• **WORK ORDER**
Without including any image, repeat every record exactly.

• **LISTED ENTRIES**
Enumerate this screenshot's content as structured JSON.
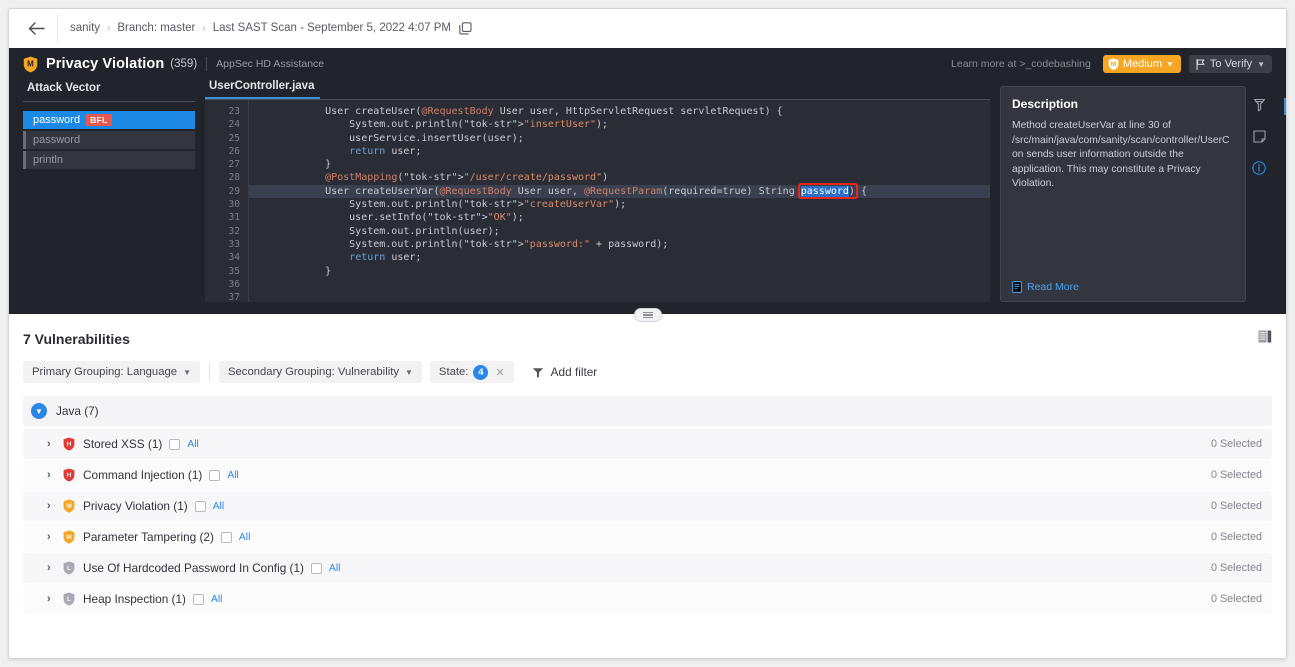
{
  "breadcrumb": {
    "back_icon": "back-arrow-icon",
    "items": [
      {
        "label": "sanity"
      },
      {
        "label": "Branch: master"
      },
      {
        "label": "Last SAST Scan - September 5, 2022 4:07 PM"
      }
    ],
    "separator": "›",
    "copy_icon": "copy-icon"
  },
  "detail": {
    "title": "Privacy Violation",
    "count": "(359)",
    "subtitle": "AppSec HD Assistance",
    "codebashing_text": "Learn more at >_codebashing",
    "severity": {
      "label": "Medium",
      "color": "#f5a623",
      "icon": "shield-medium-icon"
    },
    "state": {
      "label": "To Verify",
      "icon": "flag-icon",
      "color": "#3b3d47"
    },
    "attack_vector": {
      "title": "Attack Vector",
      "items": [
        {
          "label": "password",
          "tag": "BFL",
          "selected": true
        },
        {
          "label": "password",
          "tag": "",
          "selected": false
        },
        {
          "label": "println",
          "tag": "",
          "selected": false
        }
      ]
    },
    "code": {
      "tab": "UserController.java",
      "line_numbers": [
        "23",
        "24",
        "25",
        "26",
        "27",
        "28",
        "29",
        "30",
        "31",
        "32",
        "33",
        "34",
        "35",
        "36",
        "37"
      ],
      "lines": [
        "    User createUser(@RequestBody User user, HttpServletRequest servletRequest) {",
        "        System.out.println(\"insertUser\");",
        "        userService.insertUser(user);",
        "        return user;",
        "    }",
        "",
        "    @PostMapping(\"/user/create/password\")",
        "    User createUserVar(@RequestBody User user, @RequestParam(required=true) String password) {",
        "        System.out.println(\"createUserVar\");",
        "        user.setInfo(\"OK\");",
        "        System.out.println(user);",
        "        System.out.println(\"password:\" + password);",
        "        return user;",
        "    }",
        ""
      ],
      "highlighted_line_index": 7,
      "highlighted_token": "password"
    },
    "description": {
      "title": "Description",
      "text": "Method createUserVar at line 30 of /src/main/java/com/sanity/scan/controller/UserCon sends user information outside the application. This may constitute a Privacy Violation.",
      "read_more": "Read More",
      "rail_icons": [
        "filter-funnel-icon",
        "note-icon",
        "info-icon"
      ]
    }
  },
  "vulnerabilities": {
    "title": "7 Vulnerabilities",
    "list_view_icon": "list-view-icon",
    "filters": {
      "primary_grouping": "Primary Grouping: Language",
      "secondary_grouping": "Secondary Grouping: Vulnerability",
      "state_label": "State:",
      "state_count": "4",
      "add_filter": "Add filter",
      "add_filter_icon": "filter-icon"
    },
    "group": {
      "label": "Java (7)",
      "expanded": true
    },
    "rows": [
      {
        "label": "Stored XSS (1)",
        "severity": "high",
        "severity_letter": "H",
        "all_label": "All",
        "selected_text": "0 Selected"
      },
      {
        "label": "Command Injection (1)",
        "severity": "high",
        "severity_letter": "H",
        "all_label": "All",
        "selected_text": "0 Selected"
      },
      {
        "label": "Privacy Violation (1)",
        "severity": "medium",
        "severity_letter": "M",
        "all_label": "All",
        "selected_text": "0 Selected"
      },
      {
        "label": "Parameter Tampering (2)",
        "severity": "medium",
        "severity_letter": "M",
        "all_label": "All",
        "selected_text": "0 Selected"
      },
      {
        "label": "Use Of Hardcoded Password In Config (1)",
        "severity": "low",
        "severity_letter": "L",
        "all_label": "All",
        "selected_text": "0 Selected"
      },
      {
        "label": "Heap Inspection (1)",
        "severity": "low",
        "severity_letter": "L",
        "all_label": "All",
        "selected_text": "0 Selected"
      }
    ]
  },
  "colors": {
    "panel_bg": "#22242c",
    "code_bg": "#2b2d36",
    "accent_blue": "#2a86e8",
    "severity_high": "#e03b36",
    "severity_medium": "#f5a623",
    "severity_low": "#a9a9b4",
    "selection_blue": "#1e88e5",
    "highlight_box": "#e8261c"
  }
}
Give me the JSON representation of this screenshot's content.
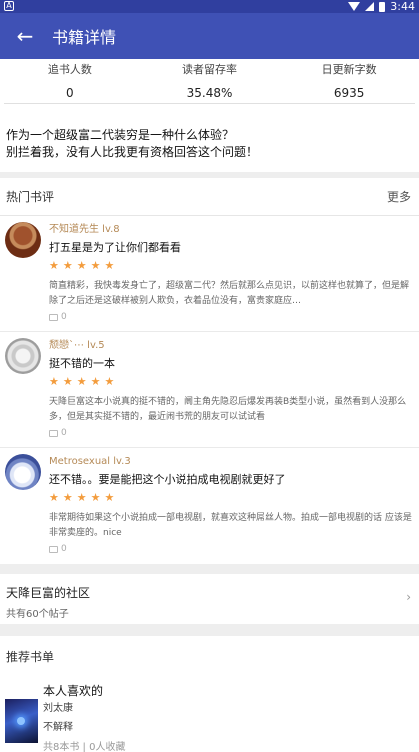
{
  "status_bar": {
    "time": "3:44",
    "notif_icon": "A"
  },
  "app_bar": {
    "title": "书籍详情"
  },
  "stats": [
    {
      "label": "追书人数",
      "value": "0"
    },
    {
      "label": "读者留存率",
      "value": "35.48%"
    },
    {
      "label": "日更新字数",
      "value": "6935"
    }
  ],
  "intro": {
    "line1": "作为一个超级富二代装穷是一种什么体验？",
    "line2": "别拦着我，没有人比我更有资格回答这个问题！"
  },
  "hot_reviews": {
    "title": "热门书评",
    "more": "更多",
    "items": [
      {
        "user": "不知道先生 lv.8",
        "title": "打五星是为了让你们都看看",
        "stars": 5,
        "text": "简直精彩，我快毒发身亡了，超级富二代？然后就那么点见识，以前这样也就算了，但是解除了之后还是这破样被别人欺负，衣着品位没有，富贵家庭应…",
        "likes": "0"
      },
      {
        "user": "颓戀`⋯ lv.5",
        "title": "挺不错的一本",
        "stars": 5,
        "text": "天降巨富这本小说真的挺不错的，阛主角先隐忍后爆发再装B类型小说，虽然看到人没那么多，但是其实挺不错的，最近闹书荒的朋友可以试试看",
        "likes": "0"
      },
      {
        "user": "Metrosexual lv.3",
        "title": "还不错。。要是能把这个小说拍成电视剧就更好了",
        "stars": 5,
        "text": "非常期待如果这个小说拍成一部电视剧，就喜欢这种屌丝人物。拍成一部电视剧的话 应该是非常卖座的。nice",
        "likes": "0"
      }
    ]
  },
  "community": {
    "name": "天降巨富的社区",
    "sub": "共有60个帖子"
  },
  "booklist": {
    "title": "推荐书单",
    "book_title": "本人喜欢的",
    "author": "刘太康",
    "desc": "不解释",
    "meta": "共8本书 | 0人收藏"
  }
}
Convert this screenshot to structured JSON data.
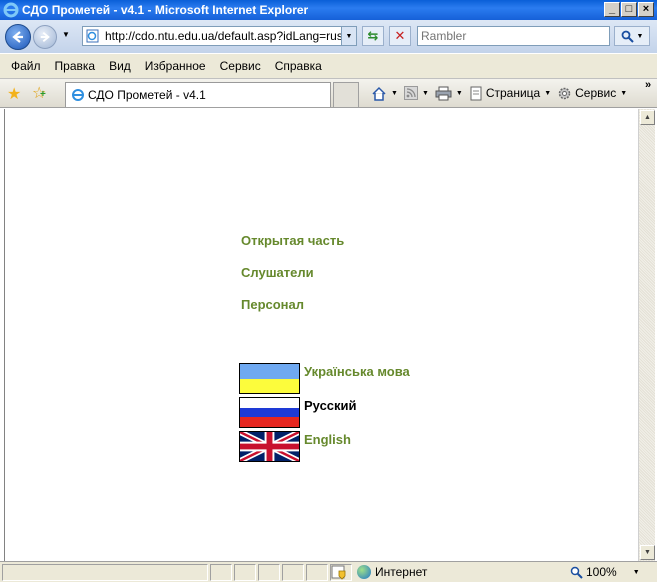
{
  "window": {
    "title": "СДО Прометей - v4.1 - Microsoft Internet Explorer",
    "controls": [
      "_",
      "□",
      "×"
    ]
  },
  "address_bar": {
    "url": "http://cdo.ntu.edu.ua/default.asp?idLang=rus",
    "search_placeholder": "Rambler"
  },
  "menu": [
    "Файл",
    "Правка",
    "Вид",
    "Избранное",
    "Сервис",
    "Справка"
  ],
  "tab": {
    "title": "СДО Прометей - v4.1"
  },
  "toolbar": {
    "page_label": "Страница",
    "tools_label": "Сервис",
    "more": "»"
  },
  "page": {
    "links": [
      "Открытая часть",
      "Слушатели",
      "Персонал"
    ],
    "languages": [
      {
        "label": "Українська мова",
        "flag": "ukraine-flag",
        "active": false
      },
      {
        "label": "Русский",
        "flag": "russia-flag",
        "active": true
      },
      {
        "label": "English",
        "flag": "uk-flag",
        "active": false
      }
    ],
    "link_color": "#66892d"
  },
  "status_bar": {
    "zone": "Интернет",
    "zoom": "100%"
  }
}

• **SOLUTION FOR THIS TASK**
Enumerate this screenshot's content as structured JSON.
{
  "breadcrumb": {
    "back_icon": "back-arrow-icon",
    "items": [
      {
        "label": "sanity"
      },
      {
        "label": "Branch: master"
      },
      {
        "label": "Last SAST Scan - September 5, 2022 4:07 PM"
      }
    ],
    "separator": "›",
    "copy_icon": "copy-icon"
  },
  "detail": {
    "title": "Privacy Violation",
    "count": "(359)",
    "subtitle": "AppSec HD Assistance",
    "codebashing_text": "Learn more at >_codebashing",
    "severity": {
      "label": "Medium",
      "color": "#f5a623",
      "icon": "shield-medium-icon"
    },
    "state": {
      "label": "To Verify",
      "icon": "flag-icon",
      "color": "#3b3d47"
    },
    "attack_vector": {
      "title": "Attack Vector",
      "items": [
        {
          "label": "password",
          "tag": "BFL",
          "selected": true
        },
        {
          "label": "password",
          "tag": "",
          "selected": false
        },
        {
          "label": "println",
          "tag": "",
          "selected": false
        }
      ]
    },
    "code": {
      "tab": "UserController.java",
      "line_numbers": [
        "23",
        "24",
        "25",
        "26",
        "27",
        "28",
        "29",
        "30",
        "31",
        "32",
        "33",
        "34",
        "35",
        "36",
        "37"
      ],
      "lines": [
        "    User createUser(@RequestBody User user, HttpServletRequest servletRequest) {",
        "        System.out.println(\"insertUser\");",
        "        userService.insertUser(user);",
        "        return user;",
        "    }",
        "",
        "    @PostMapping(\"/user/create/password\")",
        "    User createUserVar(@RequestBody User user, @RequestParam(required=true) String password) {",
        "        System.out.println(\"createUserVar\");",
        "        user.setInfo(\"OK\");",
        "        System.out.println(user);",
        "        System.out.println(\"password:\" + password);",
        "        return user;",
        "    }",
        ""
      ],
      "highlighted_line_index": 7,
      "highlighted_token": "password"
    },
    "description": {
      "title": "Description",
      "text": "Method createUserVar at line 30 of /src/main/java/com/sanity/scan/controller/UserCon sends user information outside the application. This may constitute a Privacy Violation.",
      "read_more": "Read More",
      "rail_icons": [
        "filter-funnel-icon",
        "note-icon",
        "info-icon"
      ]
    }
  },
  "vulnerabilities": {
    "title": "7 Vulnerabilities",
    "list_view_icon": "list-view-icon",
    "filters": {
      "primary_grouping": "Primary Grouping: Language",
      "secondary_grouping": "Secondary Grouping: Vulnerability",
      "state_label": "State:",
      "state_count": "4",
      "add_filter": "Add filter",
      "add_filter_icon": "filter-icon"
    },
    "group": {
      "label": "Java (7)",
      "expanded": true
    },
    "rows": [
      {
        "label": "Stored XSS (1)",
        "severity": "high",
        "severity_letter": "H",
        "all_label": "All",
        "selected_text": "0 Selected"
      },
      {
        "label": "Command Injection (1)",
        "severity": "high",
        "severity_letter": "H",
        "all_label": "All",
        "selected_text": "0 Selected"
      },
      {
        "label": "Privacy Violation (1)",
        "severity": "medium",
        "severity_letter": "M",
        "all_label": "All",
        "selected_text": "0 Selected"
      },
      {
        "label": "Parameter Tampering (2)",
        "severity": "medium",
        "severity_letter": "M",
        "all_label": "All",
        "selected_text": "0 Selected"
      },
      {
        "label": "Use Of Hardcoded Password In Config (1)",
        "severity": "low",
        "severity_letter": "L",
        "all_label": "All",
        "selected_text": "0 Selected"
      },
      {
        "label": "Heap Inspection (1)",
        "severity": "low",
        "severity_letter": "L",
        "all_label": "All",
        "selected_text": "0 Selected"
      }
    ]
  },
  "colors": {
    "panel_bg": "#22242c",
    "code_bg": "#2b2d36",
    "accent_blue": "#2a86e8",
    "severity_high": "#e03b36",
    "severity_medium": "#f5a623",
    "severity_low": "#a9a9b4",
    "selection_blue": "#1e88e5",
    "highlight_box": "#e8261c"
  }
}
Give me the JSON representation of this screenshot's content.
{
  "status_bar": {
    "time": "3:44",
    "notif_icon": "A"
  },
  "app_bar": {
    "title": "书籍详情"
  },
  "stats": [
    {
      "label": "追书人数",
      "value": "0"
    },
    {
      "label": "读者留存率",
      "value": "35.48%"
    },
    {
      "label": "日更新字数",
      "value": "6935"
    }
  ],
  "intro": {
    "line1": "作为一个超级富二代装穷是一种什么体验？",
    "line2": "别拦着我，没有人比我更有资格回答这个问题！"
  },
  "hot_reviews": {
    "title": "热门书评",
    "more": "更多",
    "items": [
      {
        "user": "不知道先生 lv.8",
        "title": "打五星是为了让你们都看看",
        "stars": 5,
        "text": "简直精彩，我快毒发身亡了，超级富二代？然后就那么点见识，以前这样也就算了，但是解除了之后还是这破样被别人欺负，衣着品位没有，富贵家庭应…",
        "likes": "0"
      },
      {
        "user": "颓戀`⋯ lv.5",
        "title": "挺不错的一本",
        "stars": 5,
        "text": "天降巨富这本小说真的挺不错的，阛主角先隐忍后爆发再装B类型小说，虽然看到人没那么多，但是其实挺不错的，最近闹书荒的朋友可以试试看",
        "likes": "0"
      },
      {
        "user": "Metrosexual lv.3",
        "title": "还不错。。要是能把这个小说拍成电视剧就更好了",
        "stars": 5,
        "text": "非常期待如果这个小说拍成一部电视剧，就喜欢这种屌丝人物。拍成一部电视剧的话 应该是非常卖座的。nice",
        "likes": "0"
      }
    ]
  },
  "community": {
    "name": "天降巨富的社区",
    "sub": "共有60个帖子"
  },
  "booklist": {
    "title": "推荐书单",
    "book_title": "本人喜欢的",
    "author": "刘太康",
    "desc": "不解释",
    "meta": "共8本书 | 0人收藏"
  }
}
Convert this screenshot to structured JSON data.
{
  "window": {
    "title": "СДО Прометей - v4.1 - Microsoft Internet Explorer",
    "controls": [
      "_",
      "□",
      "×"
    ]
  },
  "address_bar": {
    "url": "http://cdo.ntu.edu.ua/default.asp?idLang=rus",
    "search_placeholder": "Rambler"
  },
  "menu": [
    "Файл",
    "Правка",
    "Вид",
    "Избранное",
    "Сервис",
    "Справка"
  ],
  "tab": {
    "title": "СДО Прометей - v4.1"
  },
  "toolbar": {
    "page_label": "Страница",
    "tools_label": "Сервис",
    "more": "»"
  },
  "page": {
    "links": [
      "Открытая часть",
      "Слушатели",
      "Персонал"
    ],
    "languages": [
      {
        "label": "Українська мова",
        "flag": "ukraine-flag",
        "active": false
      },
      {
        "label": "Русский",
        "flag": "russia-flag",
        "active": true
      },
      {
        "label": "English",
        "flag": "uk-flag",
        "active": false
      }
    ],
    "link_color": "#66892d"
  },
  "status_bar": {
    "zone": "Интернет",
    "zoom": "100%"
  }
}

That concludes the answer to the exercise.